* [Data records]
::::::::

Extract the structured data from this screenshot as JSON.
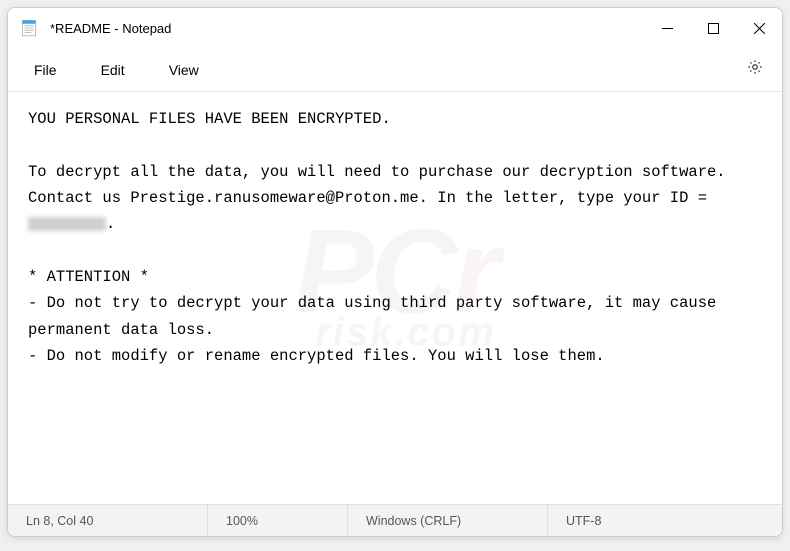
{
  "window": {
    "title": "*README - Notepad"
  },
  "menu": {
    "file": "File",
    "edit": "Edit",
    "view": "View"
  },
  "content": {
    "line1": "YOU PERSONAL FILES HAVE BEEN ENCRYPTED.",
    "line2": "",
    "line3": "To decrypt all the data, you will need to purchase our decryption software.",
    "line4a": "Contact us Prestige.ranusomeware@Proton.me. In the letter, type your ID = ",
    "line4b": ".",
    "line5": "",
    "line6": "* ATTENTION *",
    "line7": "- Do not try to decrypt your data using third party software, it may cause permanent data loss.",
    "line8": "- Do not modify or rename encrypted files. You will lose them."
  },
  "status": {
    "position": "Ln 8, Col 40",
    "zoom": "100%",
    "line_ending": "Windows (CRLF)",
    "encoding": "UTF-8"
  }
}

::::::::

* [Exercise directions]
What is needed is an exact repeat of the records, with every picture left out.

* [Reply to the exercise]
Extract the structured data from this screenshot as JSON.
{
  "window": {
    "title": "*README - Notepad"
  },
  "menu": {
    "file": "File",
    "edit": "Edit",
    "view": "View"
  },
  "content": {
    "line1": "YOU PERSONAL FILES HAVE BEEN ENCRYPTED.",
    "line2": "",
    "line3": "To decrypt all the data, you will need to purchase our decryption software.",
    "line4a": "Contact us Prestige.ranusomeware@Proton.me. In the letter, type your ID = ",
    "line4b": ".",
    "line5": "",
    "line6": "* ATTENTION *",
    "line7": "- Do not try to decrypt your data using third party software, it may cause permanent data loss.",
    "line8": "- Do not modify or rename encrypted files. You will lose them."
  },
  "status": {
    "position": "Ln 8, Col 40",
    "zoom": "100%",
    "line_ending": "Windows (CRLF)",
    "encoding": "UTF-8"
  }
}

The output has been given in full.